It’s been nearly three months since a shooter in Parkland, Florida, claimed 17 lives with a military-grade rifle inside Marjory Stoneman Douglas High School. Thanks to the bravery of the survivors of that massacre, the debate about gun control in the United States has continued at a steady pace.
Solutions have been proposed by various gun activists including the Parkland teens, but almost everyone seems afraid to tackle the gross amount of firearms already in civilian possession, the most dangerous of which are typically exempt from such proposals.
According to NBC News, a California Democrat is finally ready to challenge that notion. Rep. Eric Stalwell has proposed outlawing “military-style semiautomatic assault weapons” and forcing existing gun owners to sell their weapons or face prosecution. Stalwell penned an op-ed for USA Today with the brilliant title “Ban assault weapons, buy them back, go after resisters.”
The piece aptly points out that all prior proposals to ban assault weapons “would leave millions of assault weapons in our communities for decades to come.”
Stalwell’s proposal suggests up to a $1,000 buyback for every weapon covered by a new ban. He estimates a price tag of $15 billion to reclaim 15 million weapons with the important caveat to “criminally prosecute any who choose to defy [the buyback] by keeping their weapons.”
The policy is modeled after Australia’s mandatory gun buyback laws, which were instituted under a conservative government after a gunman killed 35 people at a popular tourist site in 1996. Supporters credit the campaign with a broad reduction in gun violence and the country hasn’t suffered a similar mass shooting in the years since.
“Australia got it right,” Swalwell wrote.
Typically, Democrats are too afraid of conservative retaliation to make suggestions like Stalwell’s. It’s not surprising, considering the NRA’s propagation that such measures of “gun confiscation” are a slippery slope inevitably leading to the loss of other liberties, but constant inaction from the Democrats on this crisis has been just as problematic.
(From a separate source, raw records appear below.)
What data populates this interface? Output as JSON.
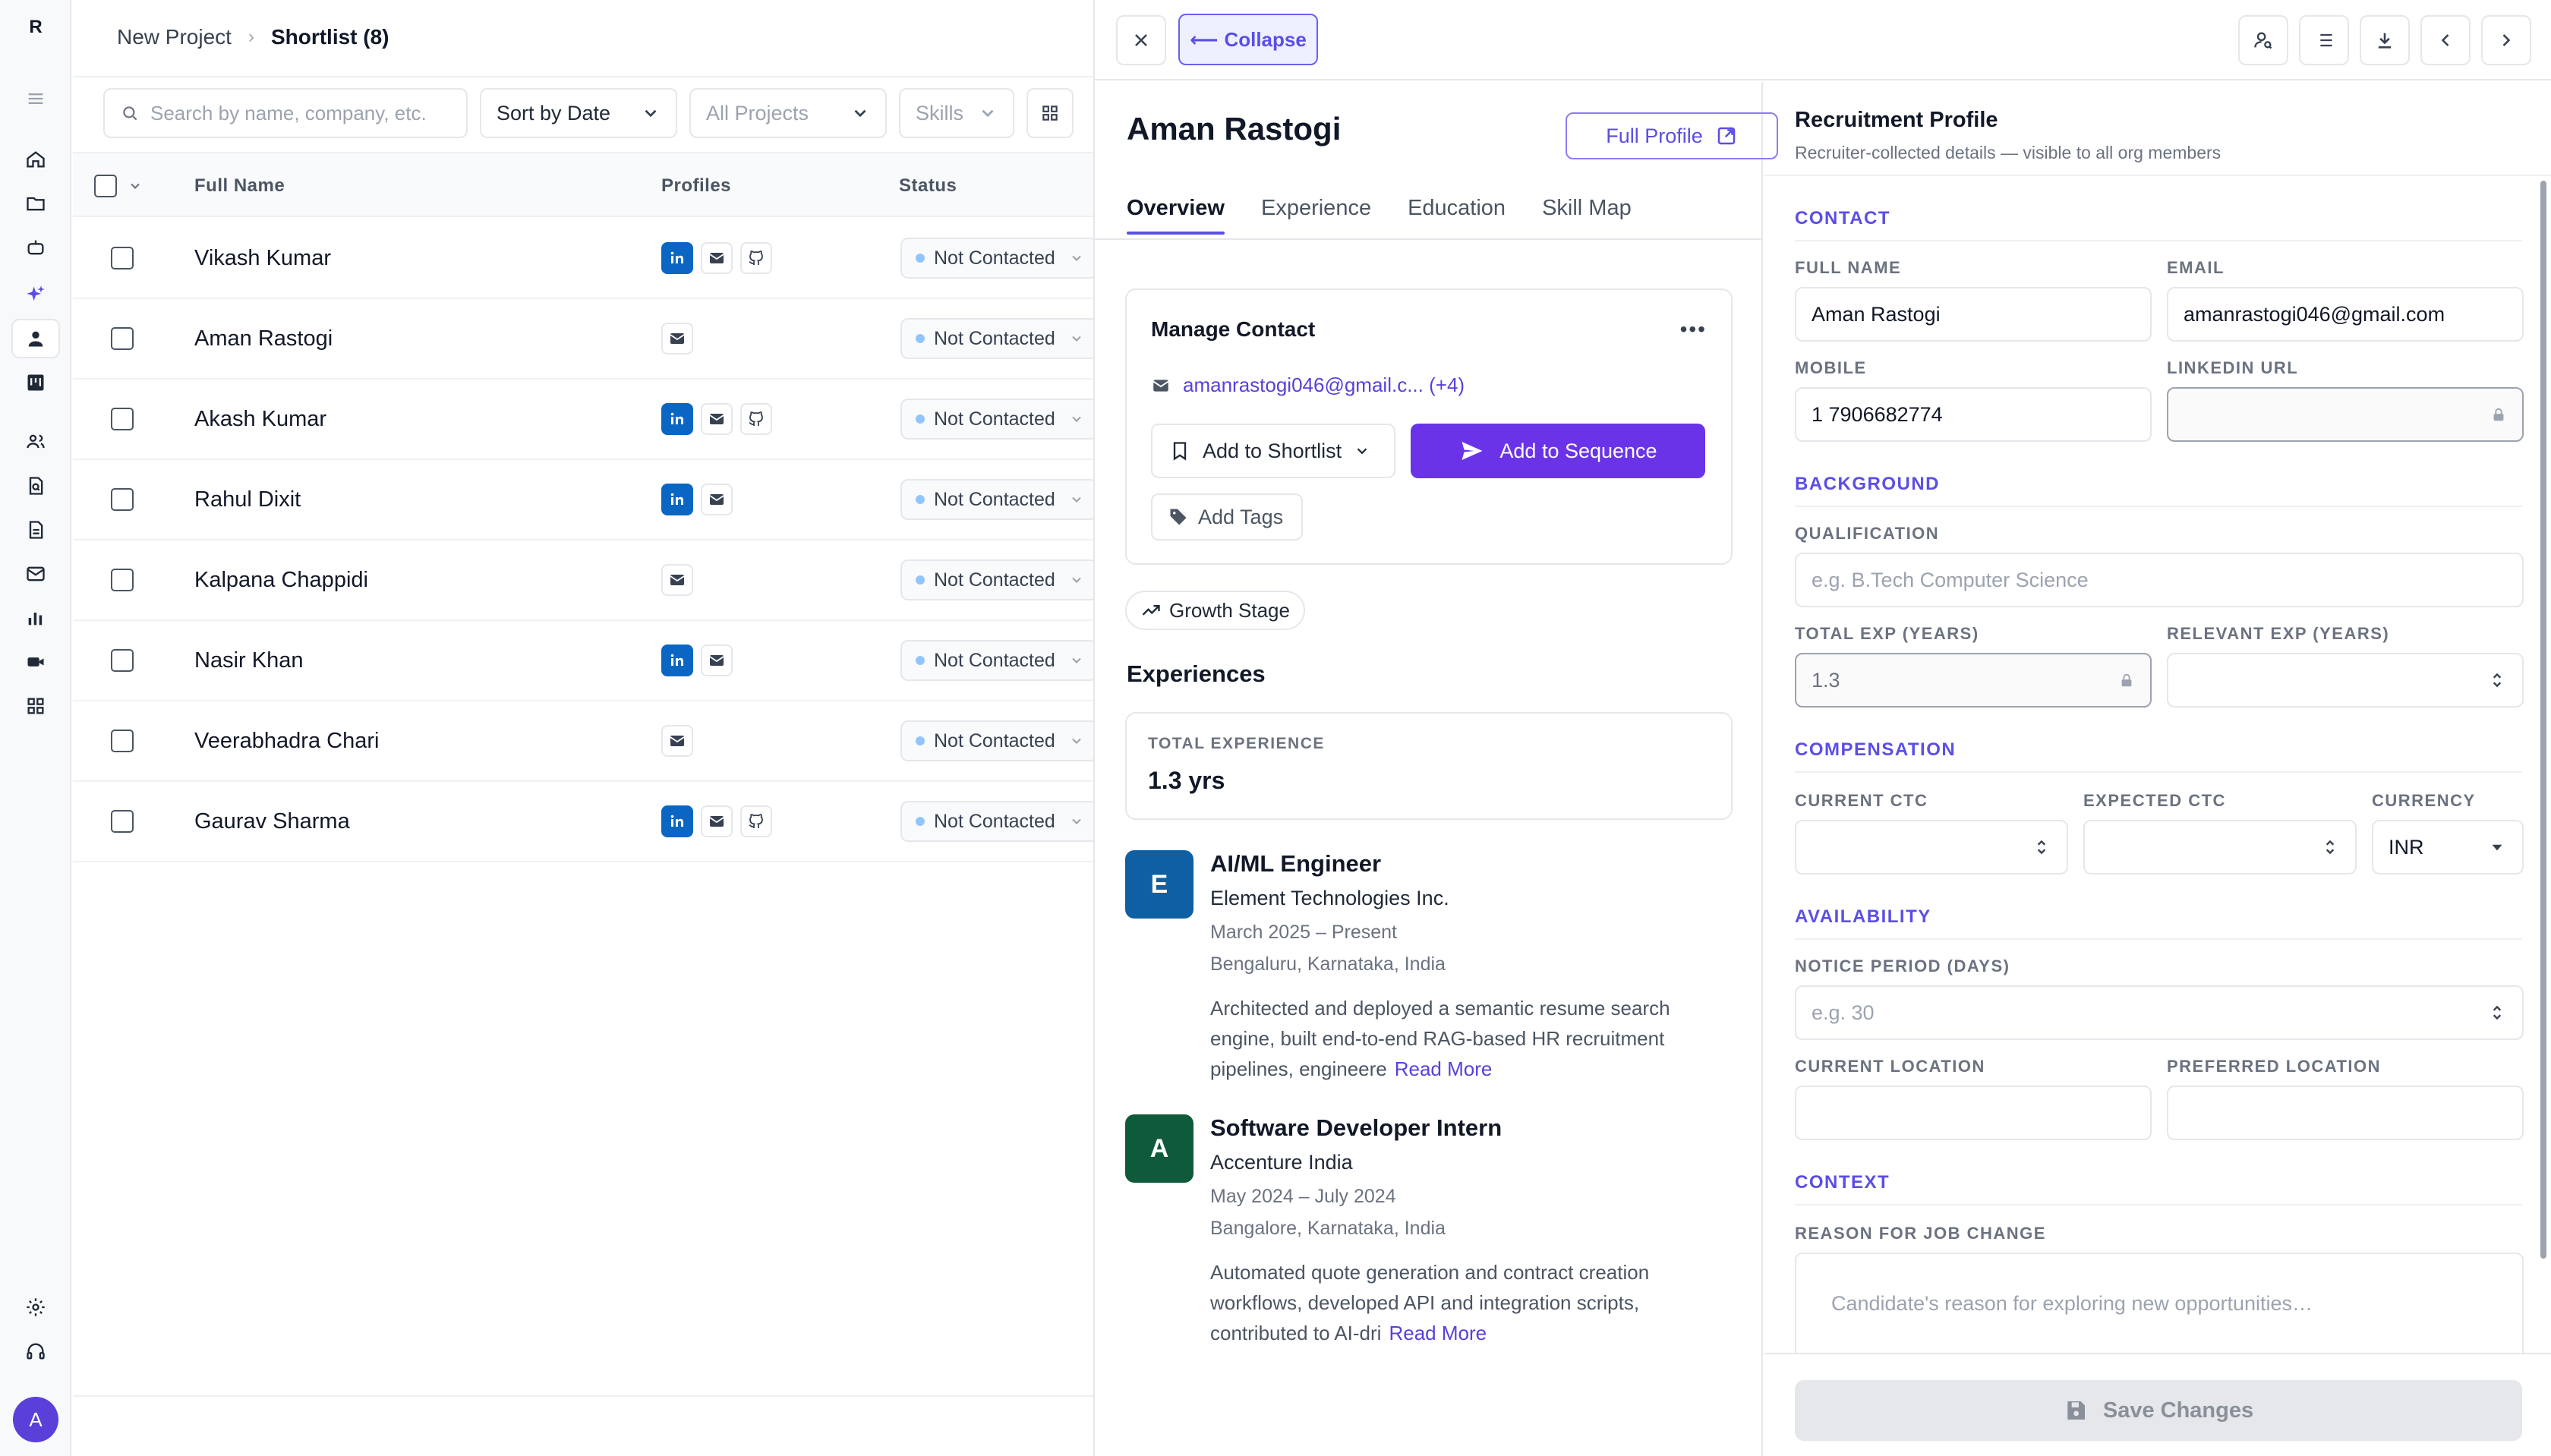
{
  "rail": {
    "logo": "R",
    "avatar_initial": "A"
  },
  "breadcrumb": {
    "project": "New Project",
    "current": "Shortlist (8)"
  },
  "filters": {
    "search_placeholder": "Search by name, company, etc.",
    "sort": "Sort by Date",
    "projects": "All Projects",
    "skills": "Skills"
  },
  "table": {
    "headers": {
      "name": "Full Name",
      "profiles": "Profiles",
      "status": "Status"
    },
    "rows": [
      {
        "name": "Vikash Kumar",
        "linkedin": true,
        "email": true,
        "github": true,
        "status": "Not Contacted"
      },
      {
        "name": "Aman Rastogi",
        "linkedin": false,
        "email": true,
        "github": false,
        "status": "Not Contacted"
      },
      {
        "name": "Akash Kumar",
        "linkedin": true,
        "email": true,
        "github": true,
        "status": "Not Contacted"
      },
      {
        "name": "Rahul Dixit",
        "linkedin": true,
        "email": true,
        "github": false,
        "status": "Not Contacted"
      },
      {
        "name": "Kalpana Chappidi",
        "linkedin": false,
        "email": true,
        "github": false,
        "status": "Not Contacted"
      },
      {
        "name": "Nasir Khan",
        "linkedin": true,
        "email": true,
        "github": false,
        "status": "Not Contacted"
      },
      {
        "name": "Veerabhadra Chari",
        "linkedin": false,
        "email": true,
        "github": false,
        "status": "Not Contacted"
      },
      {
        "name": "Gaurav Sharma",
        "linkedin": true,
        "email": true,
        "github": true,
        "status": "Not Contacted"
      }
    ]
  },
  "drawer": {
    "collapse_label": "Collapse",
    "candidate_name": "Aman Rastogi",
    "full_profile_label": "Full Profile",
    "tabs": [
      "Overview",
      "Experience",
      "Education",
      "Skill Map"
    ],
    "active_tab": "Overview",
    "manage_contact": {
      "title": "Manage Contact",
      "email": "amanrastogi046@gmail.c... (+4)",
      "shortlist_label": "Add to Shortlist",
      "sequence_label": "Add to Sequence",
      "tags_label": "Add Tags"
    },
    "growth_stage_label": "Growth Stage",
    "experiences_heading": "Experiences",
    "total_experience": {
      "label": "TOTAL EXPERIENCE",
      "value": "1.3 yrs"
    },
    "experiences": [
      {
        "logo": "E",
        "logo_color": "#0f5fa3",
        "title": "AI/ML Engineer",
        "company": "Element Technologies Inc.",
        "dates": "March 2025 – Present",
        "location": "Bengaluru, Karnataka, India",
        "description": "Architected and deployed a semantic resume search engine, built end-to-end RAG-based HR recruitment pipelines, engineere",
        "read_more": "Read More"
      },
      {
        "logo": "A",
        "logo_color": "#0f5a3a",
        "title": "Software Developer Intern",
        "company": "Accenture India",
        "dates": "May 2024 – July 2024",
        "location": "Bangalore, Karnataka, India",
        "description": "Automated quote generation and contract creation workflows, developed API and integration scripts, contributed to AI-dri",
        "read_more": "Read More"
      }
    ]
  },
  "recruitment_profile": {
    "title": "Recruitment Profile",
    "subtitle": "Recruiter-collected details — visible to all org members",
    "sections": {
      "contact": "CONTACT",
      "background": "BACKGROUND",
      "compensation": "COMPENSATION",
      "availability": "AVAILABILITY",
      "context": "CONTEXT"
    },
    "fields": {
      "full_name": {
        "label": "FULL NAME",
        "value": "Aman Rastogi"
      },
      "email": {
        "label": "EMAIL",
        "value": "amanrastogi046@gmail.com"
      },
      "mobile": {
        "label": "MOBILE",
        "value": "1 7906682774"
      },
      "linkedin": {
        "label": "LINKEDIN URL",
        "value": ""
      },
      "qualification": {
        "label": "QUALIFICATION",
        "placeholder": "e.g. B.Tech Computer Science"
      },
      "total_exp": {
        "label": "TOTAL EXP (YEARS)",
        "value": "1.3"
      },
      "relevant_exp": {
        "label": "RELEVANT EXP (YEARS)",
        "value": ""
      },
      "current_ctc": {
        "label": "CURRENT CTC",
        "value": ""
      },
      "expected_ctc": {
        "label": "EXPECTED CTC",
        "value": ""
      },
      "currency": {
        "label": "CURRENCY",
        "value": "INR"
      },
      "notice_period": {
        "label": "NOTICE PERIOD (DAYS)",
        "placeholder": "e.g. 30"
      },
      "current_location": {
        "label": "CURRENT LOCATION",
        "value": ""
      },
      "preferred_location": {
        "label": "PREFERRED LOCATION",
        "value": ""
      },
      "reason": {
        "label": "REASON FOR JOB CHANGE",
        "placeholder": "Candidate's reason for exploring new opportunities…"
      }
    },
    "save_label": "Save Changes"
  },
  "colors": {
    "accent": "#5b4ee6",
    "primary_button": "#6a33e8",
    "linkedin": "#0a66c2"
  }
}
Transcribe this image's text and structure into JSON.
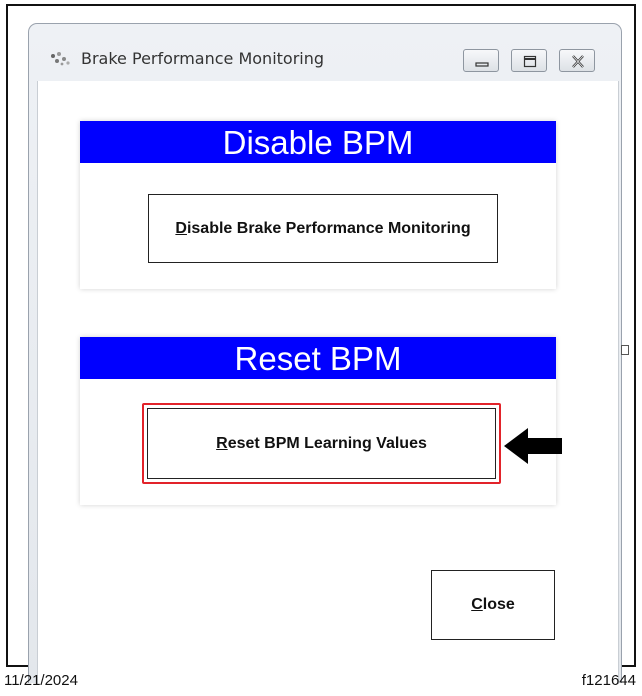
{
  "window": {
    "title": "Brake Performance Monitoring",
    "controls": {
      "minimize": "minimize-icon",
      "maximize": "maximize-icon",
      "close": "close-icon"
    }
  },
  "disable_group": {
    "header": "Disable BPM",
    "button": {
      "mnemonic": "D",
      "label_rest": "isable Brake Performance Monitoring"
    }
  },
  "reset_group": {
    "header": "Reset BPM",
    "button": {
      "mnemonic": "R",
      "label_rest": "eset BPM Learning Values"
    }
  },
  "close_button": {
    "mnemonic": "C",
    "label_rest": "lose"
  },
  "footer": {
    "date": "11/21/2024",
    "figure_id": "f121644"
  },
  "colors": {
    "header_blue": "#0000ff",
    "highlight_red": "#e2232a"
  }
}
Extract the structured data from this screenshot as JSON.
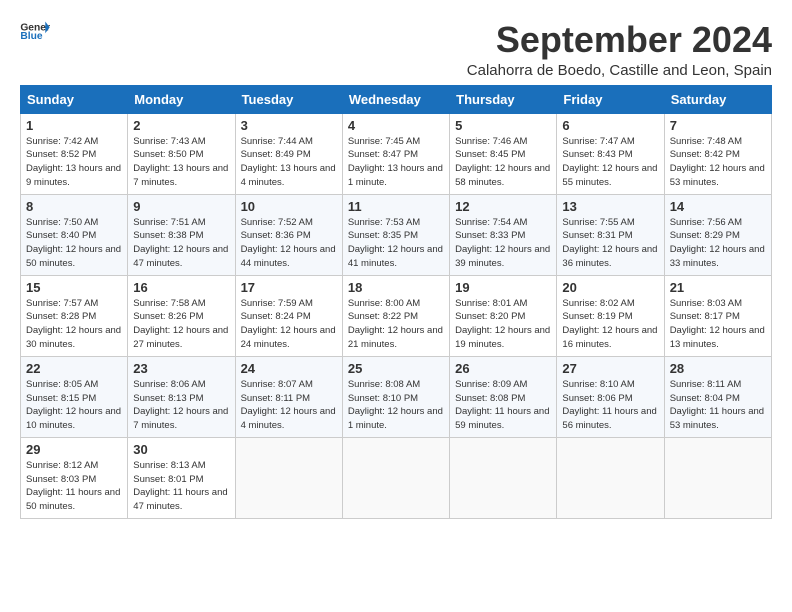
{
  "logo": {
    "general": "General",
    "blue": "Blue"
  },
  "title": "September 2024",
  "location": "Calahorra de Boedo, Castille and Leon, Spain",
  "days_header": [
    "Sunday",
    "Monday",
    "Tuesday",
    "Wednesday",
    "Thursday",
    "Friday",
    "Saturday"
  ],
  "weeks": [
    [
      {
        "day": "1",
        "info": "Sunrise: 7:42 AM\nSunset: 8:52 PM\nDaylight: 13 hours and 9 minutes."
      },
      {
        "day": "2",
        "info": "Sunrise: 7:43 AM\nSunset: 8:50 PM\nDaylight: 13 hours and 7 minutes."
      },
      {
        "day": "3",
        "info": "Sunrise: 7:44 AM\nSunset: 8:49 PM\nDaylight: 13 hours and 4 minutes."
      },
      {
        "day": "4",
        "info": "Sunrise: 7:45 AM\nSunset: 8:47 PM\nDaylight: 13 hours and 1 minute."
      },
      {
        "day": "5",
        "info": "Sunrise: 7:46 AM\nSunset: 8:45 PM\nDaylight: 12 hours and 58 minutes."
      },
      {
        "day": "6",
        "info": "Sunrise: 7:47 AM\nSunset: 8:43 PM\nDaylight: 12 hours and 55 minutes."
      },
      {
        "day": "7",
        "info": "Sunrise: 7:48 AM\nSunset: 8:42 PM\nDaylight: 12 hours and 53 minutes."
      }
    ],
    [
      {
        "day": "8",
        "info": "Sunrise: 7:50 AM\nSunset: 8:40 PM\nDaylight: 12 hours and 50 minutes."
      },
      {
        "day": "9",
        "info": "Sunrise: 7:51 AM\nSunset: 8:38 PM\nDaylight: 12 hours and 47 minutes."
      },
      {
        "day": "10",
        "info": "Sunrise: 7:52 AM\nSunset: 8:36 PM\nDaylight: 12 hours and 44 minutes."
      },
      {
        "day": "11",
        "info": "Sunrise: 7:53 AM\nSunset: 8:35 PM\nDaylight: 12 hours and 41 minutes."
      },
      {
        "day": "12",
        "info": "Sunrise: 7:54 AM\nSunset: 8:33 PM\nDaylight: 12 hours and 39 minutes."
      },
      {
        "day": "13",
        "info": "Sunrise: 7:55 AM\nSunset: 8:31 PM\nDaylight: 12 hours and 36 minutes."
      },
      {
        "day": "14",
        "info": "Sunrise: 7:56 AM\nSunset: 8:29 PM\nDaylight: 12 hours and 33 minutes."
      }
    ],
    [
      {
        "day": "15",
        "info": "Sunrise: 7:57 AM\nSunset: 8:28 PM\nDaylight: 12 hours and 30 minutes."
      },
      {
        "day": "16",
        "info": "Sunrise: 7:58 AM\nSunset: 8:26 PM\nDaylight: 12 hours and 27 minutes."
      },
      {
        "day": "17",
        "info": "Sunrise: 7:59 AM\nSunset: 8:24 PM\nDaylight: 12 hours and 24 minutes."
      },
      {
        "day": "18",
        "info": "Sunrise: 8:00 AM\nSunset: 8:22 PM\nDaylight: 12 hours and 21 minutes."
      },
      {
        "day": "19",
        "info": "Sunrise: 8:01 AM\nSunset: 8:20 PM\nDaylight: 12 hours and 19 minutes."
      },
      {
        "day": "20",
        "info": "Sunrise: 8:02 AM\nSunset: 8:19 PM\nDaylight: 12 hours and 16 minutes."
      },
      {
        "day": "21",
        "info": "Sunrise: 8:03 AM\nSunset: 8:17 PM\nDaylight: 12 hours and 13 minutes."
      }
    ],
    [
      {
        "day": "22",
        "info": "Sunrise: 8:05 AM\nSunset: 8:15 PM\nDaylight: 12 hours and 10 minutes."
      },
      {
        "day": "23",
        "info": "Sunrise: 8:06 AM\nSunset: 8:13 PM\nDaylight: 12 hours and 7 minutes."
      },
      {
        "day": "24",
        "info": "Sunrise: 8:07 AM\nSunset: 8:11 PM\nDaylight: 12 hours and 4 minutes."
      },
      {
        "day": "25",
        "info": "Sunrise: 8:08 AM\nSunset: 8:10 PM\nDaylight: 12 hours and 1 minute."
      },
      {
        "day": "26",
        "info": "Sunrise: 8:09 AM\nSunset: 8:08 PM\nDaylight: 11 hours and 59 minutes."
      },
      {
        "day": "27",
        "info": "Sunrise: 8:10 AM\nSunset: 8:06 PM\nDaylight: 11 hours and 56 minutes."
      },
      {
        "day": "28",
        "info": "Sunrise: 8:11 AM\nSunset: 8:04 PM\nDaylight: 11 hours and 53 minutes."
      }
    ],
    [
      {
        "day": "29",
        "info": "Sunrise: 8:12 AM\nSunset: 8:03 PM\nDaylight: 11 hours and 50 minutes."
      },
      {
        "day": "30",
        "info": "Sunrise: 8:13 AM\nSunset: 8:01 PM\nDaylight: 11 hours and 47 minutes."
      },
      null,
      null,
      null,
      null,
      null
    ]
  ]
}
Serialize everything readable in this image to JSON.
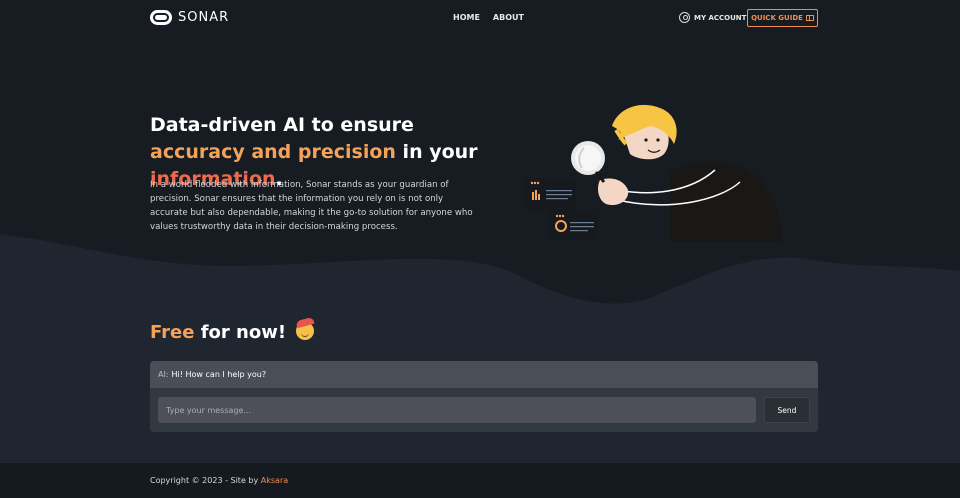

Stalwell bravely stood up to these arguments, pointing out that he and other Democrats defer too often to Second Amendment activists. Instead, he demands that we learn from the Parkland activists, the only group to effectively hold the country’s attention on this discussion since Columbine nineteen years ago.
“There’s something new and different about the surviving Parkland high schoolers’ demands. They dismiss the moral equivalence we’ve made for far too long regarding the Second Amendment. I’ve been guilty of it myself, telling constituents and reporters that ‘we can protect the Second Amendment and protect lives.’”
Stalwell’s pursuit of the matter is refreshing, as he appears to join several other Democrats who’ve jumped father left after too long toeing the center line on matters such as these. Instead, he writes, “the right to live is supreme over any other.”
Politicians and activists have long lauded Australia’s successful eradication of gun violence as an “inspiration,” but even the most progressive have left it there. Presumably, fear of losing the corporate sponsorships on which they so depend to function has prevented them from making the very logical suggestion that we follow Australia’s life-saving lead.
At best, most gun safety groups have pushed for tougher background checks and a better system of tracking existing weapons, but no one has had the chutzpah to make the most logical move for weapons with no purpose beyond murder – until Stalwell, that is.
Unfortunately, this isn’t yet a piece of legislation – merely an op-ed – but it is yet another glimmer of hope that the tide in this country is finally turning away from the NRA’s corporate interests.
We may just come out of this alive, after all.